> [Task prompt]
Working through the lines below, return each one that holds "supply".

(Data supplied)

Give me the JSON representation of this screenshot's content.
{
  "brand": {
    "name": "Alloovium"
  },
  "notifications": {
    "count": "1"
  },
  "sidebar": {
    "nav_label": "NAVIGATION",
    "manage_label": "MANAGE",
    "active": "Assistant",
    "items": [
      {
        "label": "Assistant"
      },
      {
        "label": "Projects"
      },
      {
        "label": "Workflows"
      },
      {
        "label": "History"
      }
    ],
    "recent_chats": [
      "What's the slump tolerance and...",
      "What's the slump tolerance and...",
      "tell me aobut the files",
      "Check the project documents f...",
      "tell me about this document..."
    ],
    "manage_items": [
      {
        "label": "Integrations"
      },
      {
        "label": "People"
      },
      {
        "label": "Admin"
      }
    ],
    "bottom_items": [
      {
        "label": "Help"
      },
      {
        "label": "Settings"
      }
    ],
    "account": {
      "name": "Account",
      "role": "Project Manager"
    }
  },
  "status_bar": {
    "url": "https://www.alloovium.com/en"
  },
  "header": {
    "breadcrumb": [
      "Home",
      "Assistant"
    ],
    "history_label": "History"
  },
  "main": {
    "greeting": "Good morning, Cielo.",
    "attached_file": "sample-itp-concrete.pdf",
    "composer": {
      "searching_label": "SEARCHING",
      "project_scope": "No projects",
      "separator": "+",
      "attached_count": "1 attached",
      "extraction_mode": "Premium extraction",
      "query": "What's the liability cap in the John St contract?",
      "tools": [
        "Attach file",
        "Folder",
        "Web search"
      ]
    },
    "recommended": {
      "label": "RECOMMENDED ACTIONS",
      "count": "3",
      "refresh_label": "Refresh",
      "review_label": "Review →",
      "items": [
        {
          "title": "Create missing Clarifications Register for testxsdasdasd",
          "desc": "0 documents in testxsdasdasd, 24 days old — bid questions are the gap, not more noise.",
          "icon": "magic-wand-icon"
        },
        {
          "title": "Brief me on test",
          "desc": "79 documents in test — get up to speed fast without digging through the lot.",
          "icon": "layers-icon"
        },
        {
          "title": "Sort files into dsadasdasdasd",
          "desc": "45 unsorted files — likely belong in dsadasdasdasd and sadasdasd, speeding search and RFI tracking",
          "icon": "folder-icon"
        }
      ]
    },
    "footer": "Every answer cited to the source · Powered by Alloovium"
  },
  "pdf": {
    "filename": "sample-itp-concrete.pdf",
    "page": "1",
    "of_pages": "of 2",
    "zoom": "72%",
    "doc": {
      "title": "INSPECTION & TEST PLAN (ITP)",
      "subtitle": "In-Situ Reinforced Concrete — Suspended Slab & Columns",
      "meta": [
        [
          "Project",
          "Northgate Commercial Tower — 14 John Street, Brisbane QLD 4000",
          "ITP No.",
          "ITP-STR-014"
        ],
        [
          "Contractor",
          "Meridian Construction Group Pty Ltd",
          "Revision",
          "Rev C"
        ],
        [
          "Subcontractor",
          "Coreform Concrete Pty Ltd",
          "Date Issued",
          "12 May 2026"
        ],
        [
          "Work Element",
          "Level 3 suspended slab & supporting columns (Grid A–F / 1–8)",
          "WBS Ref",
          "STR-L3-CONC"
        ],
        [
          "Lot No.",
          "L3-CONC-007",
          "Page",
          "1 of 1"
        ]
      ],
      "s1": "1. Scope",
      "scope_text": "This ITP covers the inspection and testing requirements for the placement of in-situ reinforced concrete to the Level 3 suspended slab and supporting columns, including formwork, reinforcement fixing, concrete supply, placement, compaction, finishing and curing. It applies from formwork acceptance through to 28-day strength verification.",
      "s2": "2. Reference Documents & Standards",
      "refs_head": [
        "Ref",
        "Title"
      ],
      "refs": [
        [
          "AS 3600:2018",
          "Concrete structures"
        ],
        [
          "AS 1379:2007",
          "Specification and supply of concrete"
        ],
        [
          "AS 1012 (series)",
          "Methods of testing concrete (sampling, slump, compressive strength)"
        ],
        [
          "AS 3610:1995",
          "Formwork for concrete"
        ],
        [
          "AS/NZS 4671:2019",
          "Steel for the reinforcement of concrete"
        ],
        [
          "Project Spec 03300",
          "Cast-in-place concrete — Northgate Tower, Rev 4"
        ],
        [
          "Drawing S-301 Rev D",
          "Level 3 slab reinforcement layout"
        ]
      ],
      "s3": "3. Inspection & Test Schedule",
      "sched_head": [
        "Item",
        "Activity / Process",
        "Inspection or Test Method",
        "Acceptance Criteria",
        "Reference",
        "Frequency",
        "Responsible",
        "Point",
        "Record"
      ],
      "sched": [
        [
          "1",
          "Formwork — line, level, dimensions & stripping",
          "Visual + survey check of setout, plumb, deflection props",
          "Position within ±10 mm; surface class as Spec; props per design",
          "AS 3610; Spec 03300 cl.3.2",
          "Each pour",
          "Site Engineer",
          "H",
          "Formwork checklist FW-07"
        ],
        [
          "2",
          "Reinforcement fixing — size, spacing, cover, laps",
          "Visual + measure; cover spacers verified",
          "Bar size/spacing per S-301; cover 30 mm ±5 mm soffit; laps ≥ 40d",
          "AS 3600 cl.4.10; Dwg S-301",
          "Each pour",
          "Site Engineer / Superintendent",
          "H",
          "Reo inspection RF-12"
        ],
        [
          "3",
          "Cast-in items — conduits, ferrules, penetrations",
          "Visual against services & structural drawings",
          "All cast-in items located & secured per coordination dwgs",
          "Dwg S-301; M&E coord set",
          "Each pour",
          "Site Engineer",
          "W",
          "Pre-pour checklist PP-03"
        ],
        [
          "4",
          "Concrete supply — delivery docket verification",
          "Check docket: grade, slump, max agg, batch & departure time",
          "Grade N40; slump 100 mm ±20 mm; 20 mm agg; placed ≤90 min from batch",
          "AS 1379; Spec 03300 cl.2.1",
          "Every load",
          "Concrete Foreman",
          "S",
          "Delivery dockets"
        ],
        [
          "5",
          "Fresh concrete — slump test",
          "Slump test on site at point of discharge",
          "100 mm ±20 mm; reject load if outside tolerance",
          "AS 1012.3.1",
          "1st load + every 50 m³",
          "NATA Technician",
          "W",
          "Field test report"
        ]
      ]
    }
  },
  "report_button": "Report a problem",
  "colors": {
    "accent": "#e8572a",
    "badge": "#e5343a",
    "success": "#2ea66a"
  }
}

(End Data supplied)
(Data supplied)

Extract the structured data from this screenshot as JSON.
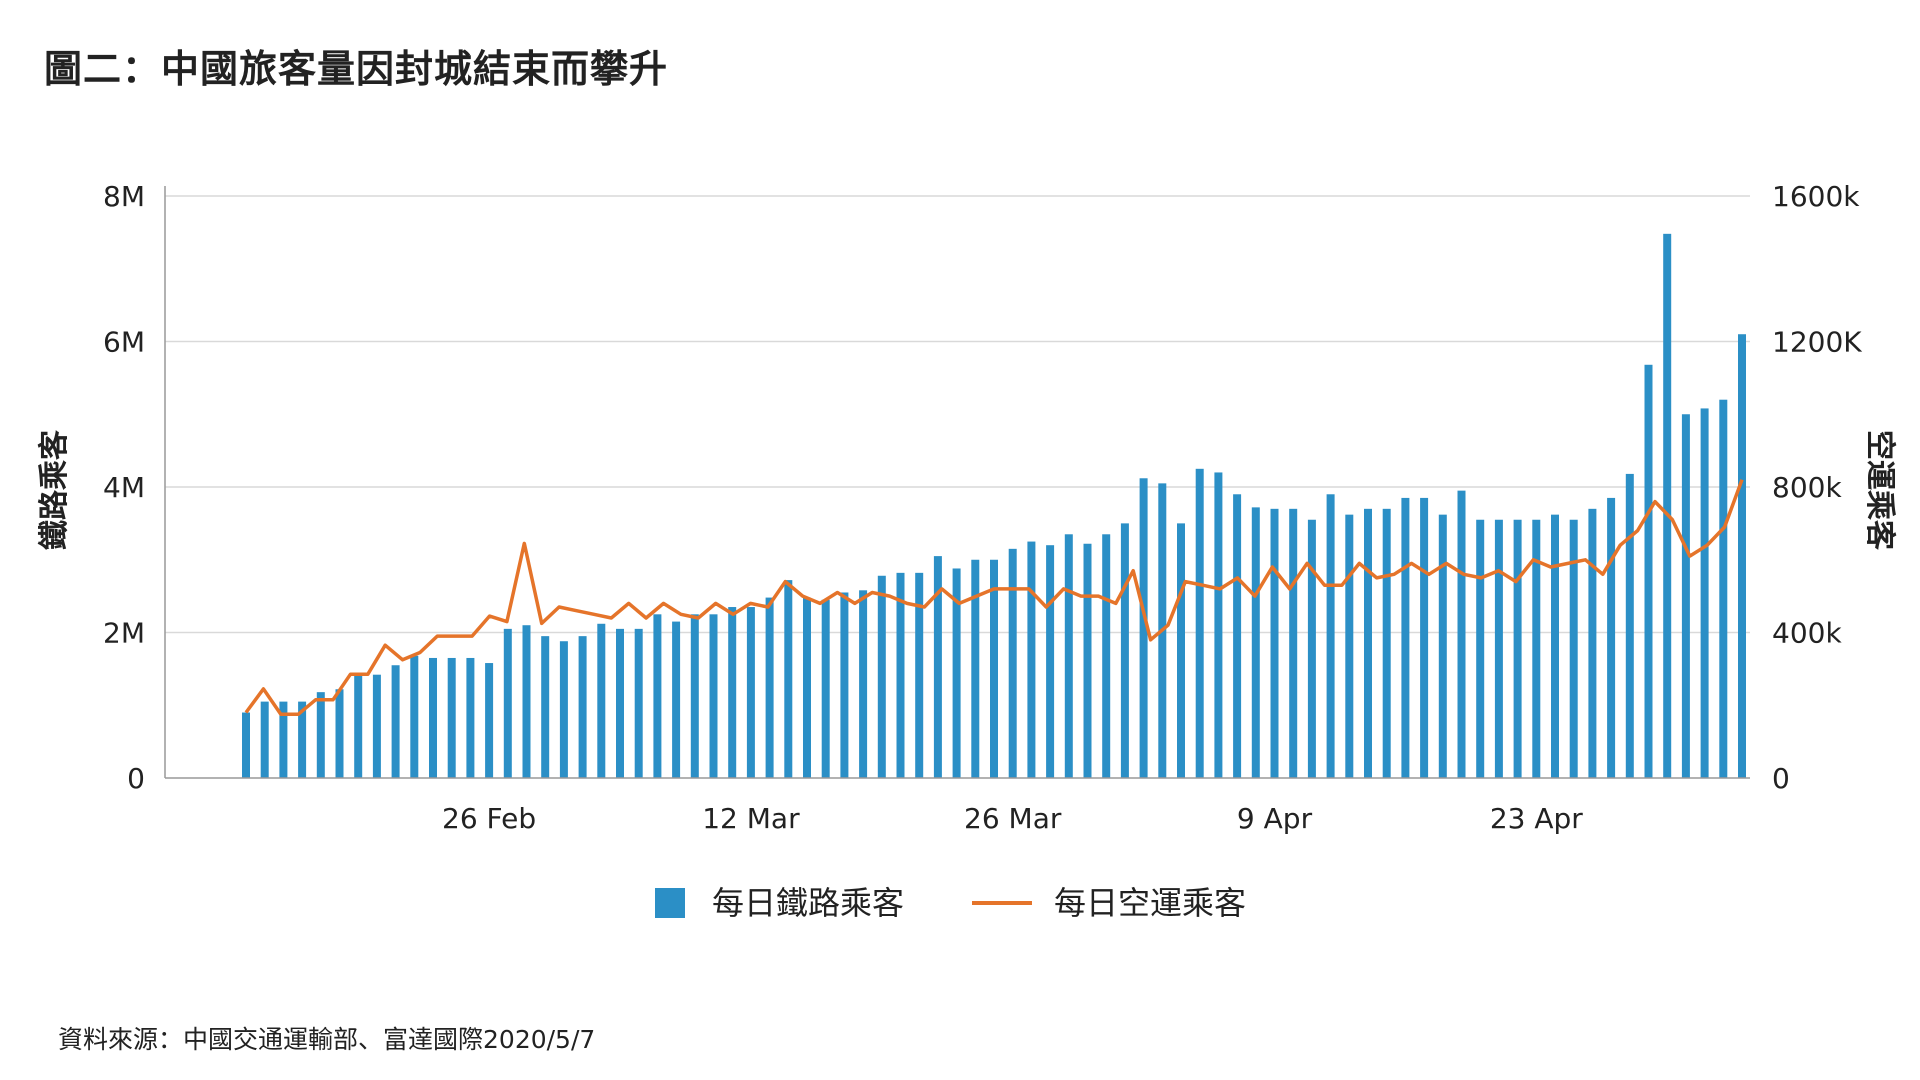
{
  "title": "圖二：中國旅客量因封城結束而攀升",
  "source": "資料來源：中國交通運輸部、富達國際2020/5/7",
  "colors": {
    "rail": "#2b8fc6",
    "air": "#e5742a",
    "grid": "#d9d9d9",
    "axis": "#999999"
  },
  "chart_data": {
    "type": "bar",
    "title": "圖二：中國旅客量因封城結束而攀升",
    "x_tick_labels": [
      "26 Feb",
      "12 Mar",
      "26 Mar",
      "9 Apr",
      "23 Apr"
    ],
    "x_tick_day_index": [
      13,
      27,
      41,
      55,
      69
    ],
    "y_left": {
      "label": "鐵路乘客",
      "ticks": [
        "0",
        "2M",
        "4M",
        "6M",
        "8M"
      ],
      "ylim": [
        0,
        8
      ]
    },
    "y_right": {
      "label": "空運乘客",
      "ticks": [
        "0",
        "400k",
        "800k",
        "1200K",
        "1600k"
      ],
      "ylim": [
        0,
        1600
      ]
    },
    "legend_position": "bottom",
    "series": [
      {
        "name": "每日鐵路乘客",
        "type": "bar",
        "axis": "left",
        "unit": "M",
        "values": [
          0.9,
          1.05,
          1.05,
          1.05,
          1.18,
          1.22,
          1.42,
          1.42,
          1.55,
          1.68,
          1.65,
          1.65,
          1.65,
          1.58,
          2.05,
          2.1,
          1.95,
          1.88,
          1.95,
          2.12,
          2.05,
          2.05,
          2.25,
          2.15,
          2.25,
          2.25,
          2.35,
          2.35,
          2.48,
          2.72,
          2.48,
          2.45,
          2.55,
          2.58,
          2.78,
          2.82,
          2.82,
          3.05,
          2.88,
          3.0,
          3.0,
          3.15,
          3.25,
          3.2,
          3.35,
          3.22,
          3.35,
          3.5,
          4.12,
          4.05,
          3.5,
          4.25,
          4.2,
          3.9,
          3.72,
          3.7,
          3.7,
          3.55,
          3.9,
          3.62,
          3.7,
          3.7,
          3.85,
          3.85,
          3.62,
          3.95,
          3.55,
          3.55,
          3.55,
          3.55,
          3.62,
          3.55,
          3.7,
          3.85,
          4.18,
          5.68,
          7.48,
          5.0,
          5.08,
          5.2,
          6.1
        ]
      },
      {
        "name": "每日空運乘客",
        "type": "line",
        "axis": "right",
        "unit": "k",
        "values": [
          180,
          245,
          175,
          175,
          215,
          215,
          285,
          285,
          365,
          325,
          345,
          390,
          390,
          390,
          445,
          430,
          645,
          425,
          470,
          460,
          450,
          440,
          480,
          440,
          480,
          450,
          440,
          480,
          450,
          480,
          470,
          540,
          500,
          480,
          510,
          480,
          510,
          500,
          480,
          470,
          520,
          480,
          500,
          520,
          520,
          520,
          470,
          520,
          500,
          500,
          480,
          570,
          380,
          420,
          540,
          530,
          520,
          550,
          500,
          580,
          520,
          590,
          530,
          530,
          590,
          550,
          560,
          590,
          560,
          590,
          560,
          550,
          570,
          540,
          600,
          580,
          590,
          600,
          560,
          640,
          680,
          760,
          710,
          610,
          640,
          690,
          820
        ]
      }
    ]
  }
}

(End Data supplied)

> [Exercise solution]
      "scope_text": "This ITP covers the inspection and testing requirements for the placement of in-situ reinforced concrete to the Level 3 suspended slab and supporting columns, including formwork, reinforcement fixing, concrete supply, placement, compaction, finishing and curing. It applies from formwork acceptance through to 28-day strength verification.",
          "Specification and supply of concrete"
          "Concrete supply — delivery docket verification",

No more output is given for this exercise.